- Buy cloth (or other earth-friendly material) bags for produce. Stop using the plastic bags that grocery stores provide. Even if the grocer’s bags are compostable it’s worthwhile to use your own. I promise you’ll feel very purposeful tossing your fruits and veggies into these bags.
- Make your own cleaning products, or buy earth-friendly cleaning products in bulk.
- Make your own health bars. That’s right. Health bars are easy to make and there are recipes online to accommodate anyone’s dietary needs. And you’ll know exactly what’s in them. I’ve also found that homemade health bars are a conversation starter.
- Make fresh juice at home rather than buying plastic bottles of juice. It’s healthier, too.
- Meal prep. This is great for your health, your wallet, and the planet. Use reusable containers to store your lunches and meals instead of getting takeout. And if you do get takeout or have leftovers, bring your own containers with you or make sure the restaurant you’re patronizing is using the proper materials.
- Take stock of your skincare routine. Can you buy anything in bulk? Look for companies who are conscious of their packaging and have recycling programs (such as Lush and Noto Botanics). Buy shampoo and conditioner in bulk. Put pressure on the companies you love by writing letters or commenting on social media.
- Reuse the plastic you already have. That small hand soap bottle? Refill it. Those Ziploc bags? Wash them and reuse them. Those water bottles? Use them to water your plants. And stop buying them
- Use matches instead of disposable plastic lighters, or use refillable lighters.
- Use cloth or biodegradable diapers. This is huge. As a nanny, I know what a hassle cloth diapers can be, but they’re incredible for the planet. When your baby is done with them you can hand them down to the next parent in line.
- Use hand-me-down baby toys (make sure they’re free of toxics) and buy toys made from earth friendly materials.
- No more disposable razors. There are so many great companies selling reusable razors now.
- Utilize the bulk bins at your grocery store. If it doesn’t have them, find a store in town that does. From here you can bring your own containers and buy many of the snack and cereal that often come with plastic wrappings.
- Patronize companies that care for the planet.
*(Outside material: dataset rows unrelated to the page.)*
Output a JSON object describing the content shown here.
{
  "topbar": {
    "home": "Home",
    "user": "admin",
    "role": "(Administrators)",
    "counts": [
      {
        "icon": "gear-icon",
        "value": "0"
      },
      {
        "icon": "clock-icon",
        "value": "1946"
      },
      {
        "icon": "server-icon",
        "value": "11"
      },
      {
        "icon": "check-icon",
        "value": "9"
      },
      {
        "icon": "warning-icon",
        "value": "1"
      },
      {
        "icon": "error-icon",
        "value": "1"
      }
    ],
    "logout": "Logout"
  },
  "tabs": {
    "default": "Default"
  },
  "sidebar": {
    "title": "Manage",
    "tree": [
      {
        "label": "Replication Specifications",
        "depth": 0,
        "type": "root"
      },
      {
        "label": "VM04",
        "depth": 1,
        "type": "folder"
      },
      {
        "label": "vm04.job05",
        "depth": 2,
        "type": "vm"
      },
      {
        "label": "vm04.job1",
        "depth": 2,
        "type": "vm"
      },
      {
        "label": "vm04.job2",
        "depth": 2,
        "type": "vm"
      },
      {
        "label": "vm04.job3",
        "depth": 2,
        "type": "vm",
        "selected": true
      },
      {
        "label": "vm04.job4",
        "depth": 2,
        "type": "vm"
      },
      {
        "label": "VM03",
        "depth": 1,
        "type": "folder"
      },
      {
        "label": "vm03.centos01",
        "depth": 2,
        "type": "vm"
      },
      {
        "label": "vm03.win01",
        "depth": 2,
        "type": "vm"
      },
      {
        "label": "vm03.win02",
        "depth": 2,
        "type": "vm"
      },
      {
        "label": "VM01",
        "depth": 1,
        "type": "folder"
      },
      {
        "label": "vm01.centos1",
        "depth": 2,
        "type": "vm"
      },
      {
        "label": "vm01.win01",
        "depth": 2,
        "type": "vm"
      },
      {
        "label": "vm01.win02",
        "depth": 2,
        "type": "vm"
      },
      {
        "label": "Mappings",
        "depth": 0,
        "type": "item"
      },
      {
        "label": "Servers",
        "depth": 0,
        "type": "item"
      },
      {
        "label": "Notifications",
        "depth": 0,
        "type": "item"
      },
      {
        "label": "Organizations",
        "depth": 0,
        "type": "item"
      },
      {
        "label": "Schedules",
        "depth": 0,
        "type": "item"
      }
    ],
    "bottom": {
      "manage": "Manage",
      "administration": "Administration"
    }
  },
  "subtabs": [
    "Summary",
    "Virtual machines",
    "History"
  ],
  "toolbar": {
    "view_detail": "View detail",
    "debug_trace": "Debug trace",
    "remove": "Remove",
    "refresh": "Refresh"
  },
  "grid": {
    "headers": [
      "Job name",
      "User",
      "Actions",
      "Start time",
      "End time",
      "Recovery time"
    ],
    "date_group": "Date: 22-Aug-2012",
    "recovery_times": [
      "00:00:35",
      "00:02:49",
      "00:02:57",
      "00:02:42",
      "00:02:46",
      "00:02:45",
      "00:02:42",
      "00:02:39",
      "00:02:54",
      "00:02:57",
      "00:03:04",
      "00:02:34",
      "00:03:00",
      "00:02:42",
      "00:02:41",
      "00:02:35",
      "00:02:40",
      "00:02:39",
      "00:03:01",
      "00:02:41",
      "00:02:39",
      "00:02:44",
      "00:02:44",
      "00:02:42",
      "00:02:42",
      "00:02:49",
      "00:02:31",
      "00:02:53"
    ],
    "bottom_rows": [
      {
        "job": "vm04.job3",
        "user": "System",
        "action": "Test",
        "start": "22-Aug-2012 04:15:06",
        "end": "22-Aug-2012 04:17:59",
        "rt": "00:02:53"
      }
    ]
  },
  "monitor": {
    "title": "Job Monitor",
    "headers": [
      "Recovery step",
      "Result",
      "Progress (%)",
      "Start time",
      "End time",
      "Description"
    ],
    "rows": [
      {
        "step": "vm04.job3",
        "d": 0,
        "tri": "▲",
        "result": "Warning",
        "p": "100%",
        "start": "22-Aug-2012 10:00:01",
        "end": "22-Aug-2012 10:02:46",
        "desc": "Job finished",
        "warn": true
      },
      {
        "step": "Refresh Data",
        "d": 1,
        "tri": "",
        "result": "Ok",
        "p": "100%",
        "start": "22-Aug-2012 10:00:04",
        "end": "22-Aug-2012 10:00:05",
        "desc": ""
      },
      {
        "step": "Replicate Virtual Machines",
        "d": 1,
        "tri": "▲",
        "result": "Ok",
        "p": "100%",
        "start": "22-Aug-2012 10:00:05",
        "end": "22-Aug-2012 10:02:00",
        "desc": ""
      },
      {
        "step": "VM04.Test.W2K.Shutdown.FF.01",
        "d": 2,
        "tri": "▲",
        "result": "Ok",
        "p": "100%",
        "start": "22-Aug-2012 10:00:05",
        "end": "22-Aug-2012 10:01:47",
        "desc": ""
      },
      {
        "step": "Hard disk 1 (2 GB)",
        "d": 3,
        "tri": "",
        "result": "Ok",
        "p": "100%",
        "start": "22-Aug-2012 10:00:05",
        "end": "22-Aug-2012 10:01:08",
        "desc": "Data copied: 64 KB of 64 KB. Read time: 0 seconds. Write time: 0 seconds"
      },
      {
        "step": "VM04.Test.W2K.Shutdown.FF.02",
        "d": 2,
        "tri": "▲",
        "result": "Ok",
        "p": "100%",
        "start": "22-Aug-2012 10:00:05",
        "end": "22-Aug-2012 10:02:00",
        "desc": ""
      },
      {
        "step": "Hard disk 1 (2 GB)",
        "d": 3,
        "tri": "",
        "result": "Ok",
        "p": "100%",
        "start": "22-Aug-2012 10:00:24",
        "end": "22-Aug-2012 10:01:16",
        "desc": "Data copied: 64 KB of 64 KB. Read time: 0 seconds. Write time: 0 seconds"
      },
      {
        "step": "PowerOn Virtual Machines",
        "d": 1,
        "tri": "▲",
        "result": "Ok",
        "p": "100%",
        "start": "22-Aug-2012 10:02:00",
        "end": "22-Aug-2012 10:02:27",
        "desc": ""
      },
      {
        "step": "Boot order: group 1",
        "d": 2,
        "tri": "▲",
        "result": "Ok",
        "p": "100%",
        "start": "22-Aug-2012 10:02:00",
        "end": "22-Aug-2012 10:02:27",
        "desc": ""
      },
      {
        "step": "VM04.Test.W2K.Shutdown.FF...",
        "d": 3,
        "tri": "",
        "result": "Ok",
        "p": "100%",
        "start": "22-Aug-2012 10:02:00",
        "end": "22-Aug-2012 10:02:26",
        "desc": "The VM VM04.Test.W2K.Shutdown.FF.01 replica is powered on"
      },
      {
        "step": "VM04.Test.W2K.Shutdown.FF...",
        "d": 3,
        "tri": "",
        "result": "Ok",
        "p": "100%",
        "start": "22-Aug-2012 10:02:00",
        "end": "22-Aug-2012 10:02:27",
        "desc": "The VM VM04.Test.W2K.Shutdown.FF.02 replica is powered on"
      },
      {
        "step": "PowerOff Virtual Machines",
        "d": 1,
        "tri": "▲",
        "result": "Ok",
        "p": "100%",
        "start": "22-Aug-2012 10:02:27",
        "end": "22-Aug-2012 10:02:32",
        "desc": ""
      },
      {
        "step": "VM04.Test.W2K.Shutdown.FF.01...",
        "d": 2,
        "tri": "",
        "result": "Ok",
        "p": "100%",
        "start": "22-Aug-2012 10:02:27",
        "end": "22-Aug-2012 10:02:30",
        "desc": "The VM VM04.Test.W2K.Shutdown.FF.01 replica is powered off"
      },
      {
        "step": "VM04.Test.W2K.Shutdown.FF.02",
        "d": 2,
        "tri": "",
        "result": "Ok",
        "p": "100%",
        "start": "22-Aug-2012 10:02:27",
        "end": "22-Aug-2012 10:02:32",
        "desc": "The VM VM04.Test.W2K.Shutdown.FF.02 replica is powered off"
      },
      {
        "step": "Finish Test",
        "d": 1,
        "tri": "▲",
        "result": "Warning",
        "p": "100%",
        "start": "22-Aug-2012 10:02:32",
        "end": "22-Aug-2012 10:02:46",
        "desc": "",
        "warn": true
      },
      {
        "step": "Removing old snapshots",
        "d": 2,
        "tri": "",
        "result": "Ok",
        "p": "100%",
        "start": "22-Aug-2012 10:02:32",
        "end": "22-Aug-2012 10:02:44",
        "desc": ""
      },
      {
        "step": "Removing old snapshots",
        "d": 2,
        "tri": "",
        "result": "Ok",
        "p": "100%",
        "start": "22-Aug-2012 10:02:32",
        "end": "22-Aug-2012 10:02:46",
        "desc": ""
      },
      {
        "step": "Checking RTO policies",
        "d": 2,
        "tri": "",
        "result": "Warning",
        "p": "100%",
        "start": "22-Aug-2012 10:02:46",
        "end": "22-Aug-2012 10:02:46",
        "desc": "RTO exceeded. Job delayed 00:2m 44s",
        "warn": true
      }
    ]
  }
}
Do your research.
- Lastly, think about each thing you buy. Do you need it? Does it, as Marie Kondo says, spark joy? There are so many things you can buy on Amazon or at Target, but do you really need them? As I’ve lessened my consumption I’ve come to enjoy buying one nice thing for myself a week. A book, or a body scrub (in a glass bottle). I especially enjoy shopping at small local stores and supporting my local community. Feeling and touching each thing rather than ordering online. I buy something I love and will enjoy using. We need to think more deeply about what we buy and how we will use it, and where it comes from.
Don’t forget, whether you have children or not, this is what we’re leaving for them.